Sontag, Susan, At the Same Time: Essays & Speeches edited by Paolo Dilonardo and Anne Jump (New York: Farrar Straus & Giroux, 2007) (From ‘A Few Weeks After’: “What is worth noting is how docile the [American] public is about almost al matters of foreign policy. This passivity may be an inevitable consequence of the triumph of liberal capitalism and the consumer society. For some time there has ceased to be any significant difference between the Democrats and the Republicans; they are best thought if as two branches of the same party…. The depoliticization of most of the American intelligentsia merely reflects the conformism and convergence—the ‘me tooism’–of political life in general.” Id. at 116.). From ‘Literature is Freedom’: “To have access to literature, world literature, was to escape the prison of national vanity, of philistinism, of compulsory provincialism, of insane schooling, of imperfect destinies and bad luck. Literature was the passport to enter a larger life; that is, the zone of freedom.” “Literature was freedom. Especially in a time in which the values of reading and inwardness are so strenuously challenged, literature is freedom.” Id. at 209.
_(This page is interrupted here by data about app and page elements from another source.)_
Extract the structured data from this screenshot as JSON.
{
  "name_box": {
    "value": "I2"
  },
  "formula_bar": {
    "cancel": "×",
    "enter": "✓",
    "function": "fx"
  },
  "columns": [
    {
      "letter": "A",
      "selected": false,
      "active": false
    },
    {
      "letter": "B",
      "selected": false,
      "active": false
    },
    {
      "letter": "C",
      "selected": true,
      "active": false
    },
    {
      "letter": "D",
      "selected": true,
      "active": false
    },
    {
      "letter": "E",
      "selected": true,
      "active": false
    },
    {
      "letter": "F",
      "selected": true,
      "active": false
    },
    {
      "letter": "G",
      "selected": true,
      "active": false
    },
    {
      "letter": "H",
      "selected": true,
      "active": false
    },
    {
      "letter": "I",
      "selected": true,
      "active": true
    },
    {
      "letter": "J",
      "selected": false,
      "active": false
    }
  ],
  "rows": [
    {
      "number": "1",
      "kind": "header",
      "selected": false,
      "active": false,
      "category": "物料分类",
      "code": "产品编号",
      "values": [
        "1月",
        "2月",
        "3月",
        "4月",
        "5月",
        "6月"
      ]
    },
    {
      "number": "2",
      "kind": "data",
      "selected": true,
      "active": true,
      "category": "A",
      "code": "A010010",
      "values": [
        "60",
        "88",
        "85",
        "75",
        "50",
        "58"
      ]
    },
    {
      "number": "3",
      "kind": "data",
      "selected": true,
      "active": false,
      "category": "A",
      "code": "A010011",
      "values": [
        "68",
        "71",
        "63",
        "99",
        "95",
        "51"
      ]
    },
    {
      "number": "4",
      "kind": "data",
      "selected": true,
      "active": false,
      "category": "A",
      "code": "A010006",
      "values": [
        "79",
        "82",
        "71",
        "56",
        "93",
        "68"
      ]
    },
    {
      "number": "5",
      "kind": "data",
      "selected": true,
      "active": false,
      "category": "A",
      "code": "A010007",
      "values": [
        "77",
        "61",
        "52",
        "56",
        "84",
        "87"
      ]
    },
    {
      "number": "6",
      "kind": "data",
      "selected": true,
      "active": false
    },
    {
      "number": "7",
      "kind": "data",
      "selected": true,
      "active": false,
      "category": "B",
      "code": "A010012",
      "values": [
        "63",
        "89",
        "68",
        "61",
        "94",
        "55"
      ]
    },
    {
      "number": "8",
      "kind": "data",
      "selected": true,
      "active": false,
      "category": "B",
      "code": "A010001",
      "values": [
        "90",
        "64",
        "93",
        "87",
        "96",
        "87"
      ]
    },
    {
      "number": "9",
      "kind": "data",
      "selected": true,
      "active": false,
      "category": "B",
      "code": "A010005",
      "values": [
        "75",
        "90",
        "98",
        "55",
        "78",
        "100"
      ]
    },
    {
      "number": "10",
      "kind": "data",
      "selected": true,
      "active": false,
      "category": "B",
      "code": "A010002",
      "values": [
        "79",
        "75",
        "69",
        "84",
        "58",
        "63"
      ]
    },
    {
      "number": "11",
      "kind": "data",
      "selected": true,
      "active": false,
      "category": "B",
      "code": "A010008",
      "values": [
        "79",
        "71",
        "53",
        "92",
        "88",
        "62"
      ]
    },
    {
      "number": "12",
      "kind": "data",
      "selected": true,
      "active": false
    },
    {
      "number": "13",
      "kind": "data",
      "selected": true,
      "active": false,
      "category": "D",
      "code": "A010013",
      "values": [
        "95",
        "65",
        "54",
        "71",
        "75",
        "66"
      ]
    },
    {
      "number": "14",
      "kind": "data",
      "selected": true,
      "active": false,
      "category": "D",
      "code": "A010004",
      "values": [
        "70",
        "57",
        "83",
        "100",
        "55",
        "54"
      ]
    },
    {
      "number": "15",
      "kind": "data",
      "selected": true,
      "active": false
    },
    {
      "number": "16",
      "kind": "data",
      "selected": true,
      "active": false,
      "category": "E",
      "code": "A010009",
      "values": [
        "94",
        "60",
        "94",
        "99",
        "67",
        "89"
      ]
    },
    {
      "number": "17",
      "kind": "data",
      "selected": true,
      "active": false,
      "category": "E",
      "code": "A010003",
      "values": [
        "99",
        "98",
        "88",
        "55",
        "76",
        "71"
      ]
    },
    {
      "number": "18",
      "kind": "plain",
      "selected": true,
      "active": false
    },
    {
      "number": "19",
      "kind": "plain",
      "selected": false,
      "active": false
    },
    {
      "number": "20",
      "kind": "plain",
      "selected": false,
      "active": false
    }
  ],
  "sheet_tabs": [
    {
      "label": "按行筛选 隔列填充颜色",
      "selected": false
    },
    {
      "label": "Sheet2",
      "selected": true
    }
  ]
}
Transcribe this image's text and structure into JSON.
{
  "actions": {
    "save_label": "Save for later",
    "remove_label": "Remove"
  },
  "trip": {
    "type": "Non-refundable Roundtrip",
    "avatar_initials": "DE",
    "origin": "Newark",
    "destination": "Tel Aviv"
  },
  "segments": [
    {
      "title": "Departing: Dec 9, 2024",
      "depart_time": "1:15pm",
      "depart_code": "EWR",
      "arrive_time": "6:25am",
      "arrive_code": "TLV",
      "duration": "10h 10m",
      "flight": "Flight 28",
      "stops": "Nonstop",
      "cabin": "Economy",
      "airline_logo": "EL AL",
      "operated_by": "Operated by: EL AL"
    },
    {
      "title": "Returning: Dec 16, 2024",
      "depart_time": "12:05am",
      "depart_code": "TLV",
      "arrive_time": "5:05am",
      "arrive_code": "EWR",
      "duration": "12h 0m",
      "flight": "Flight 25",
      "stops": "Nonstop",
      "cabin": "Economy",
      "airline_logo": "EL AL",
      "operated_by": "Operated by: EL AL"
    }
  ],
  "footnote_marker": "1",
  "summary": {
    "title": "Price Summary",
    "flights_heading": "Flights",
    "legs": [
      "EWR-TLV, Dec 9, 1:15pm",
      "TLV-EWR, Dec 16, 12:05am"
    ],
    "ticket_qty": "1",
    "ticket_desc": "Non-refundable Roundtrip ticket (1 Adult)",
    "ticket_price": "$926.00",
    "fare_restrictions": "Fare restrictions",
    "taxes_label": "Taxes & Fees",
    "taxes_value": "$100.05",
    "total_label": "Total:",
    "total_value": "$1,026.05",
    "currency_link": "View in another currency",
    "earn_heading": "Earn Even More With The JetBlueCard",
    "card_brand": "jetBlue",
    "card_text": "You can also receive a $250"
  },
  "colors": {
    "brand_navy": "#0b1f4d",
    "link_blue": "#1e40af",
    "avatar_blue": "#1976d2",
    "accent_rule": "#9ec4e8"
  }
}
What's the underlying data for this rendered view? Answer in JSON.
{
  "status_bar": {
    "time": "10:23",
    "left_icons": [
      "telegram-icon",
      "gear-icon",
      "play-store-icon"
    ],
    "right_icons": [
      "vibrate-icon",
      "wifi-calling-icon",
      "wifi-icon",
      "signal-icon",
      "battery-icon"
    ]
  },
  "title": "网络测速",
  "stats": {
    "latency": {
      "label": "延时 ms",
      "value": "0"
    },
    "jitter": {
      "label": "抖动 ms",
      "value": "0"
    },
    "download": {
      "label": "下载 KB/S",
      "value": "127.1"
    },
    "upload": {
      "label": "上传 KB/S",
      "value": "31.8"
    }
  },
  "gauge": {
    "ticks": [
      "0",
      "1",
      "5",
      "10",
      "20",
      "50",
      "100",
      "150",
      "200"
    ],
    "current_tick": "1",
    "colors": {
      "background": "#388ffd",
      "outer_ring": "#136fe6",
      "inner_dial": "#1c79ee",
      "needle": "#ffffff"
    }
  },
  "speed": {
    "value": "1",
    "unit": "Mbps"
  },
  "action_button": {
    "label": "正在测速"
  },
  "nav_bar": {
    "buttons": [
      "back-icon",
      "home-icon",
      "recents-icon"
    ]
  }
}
Stone, Robert, Prime Green: Remembering the Sixties (New York: Ecco, 2007) (This is very well done, neither placing the sixties on a pedestal nor viewing it as a total hell. There is a short passage on Stone's visit to Vietnam during the 1971. It struck me as one point of contrast between the American War in Vietnam and the American War in Iraq: the fact that there were many draftee in serving in Vietnam, that is, individuals who did not choose to be there, while--in this age of the all-volunteer military--everyone serving in Iraq, even the national guards who have been deployed to Iraq--chose to be in the military and, as a consequence, chose to possibility of being deployed in a shooting war. ""How many times did journalists in the line hear the bitterness of drafted soldiers, risking it all for their buddies, for their personal honor, even--God help us--for their country, as they had been told and believed? How many times did one hear it: You don't have to be here, you're here to make money off it, you could be anywhere you wanted--with your high school and your college--anywhere--but you're here, you sick son of a bitch, here, because you eat this shit up, don't you, and I hope you die, you rotten-hearted motherfucker, I hope you die. Many times." Id at 215. I wonder whether similar distain is directed now from military personnel order to serve in Iraq toward those private contract workers who don't have to be there, but who are there to make money off the war. On a tangent note: Will someone write ever write the definitive book of what truly happened in, or changed about, America in the1960s? What happened is that America[ns] crossed the line placing consumerism (and consumer politics) ahead of serious intellectual discourse (and substantive politics). We’re all just consumers now.).

Torday, Paul, Salmon Fishing in The Yemen (Orlando: Harcourt, 2007) (fiction).

"Self-righteousness [ ] spawns arrogance, selfishness, indifference.... Don’t let the weight of things numb you. Read, think, disagree with everything, if you like – but force your mind outward." Anton Myrer, Once an Eagle (Carlise, Pa.: Army War College Press, 1977), at 194.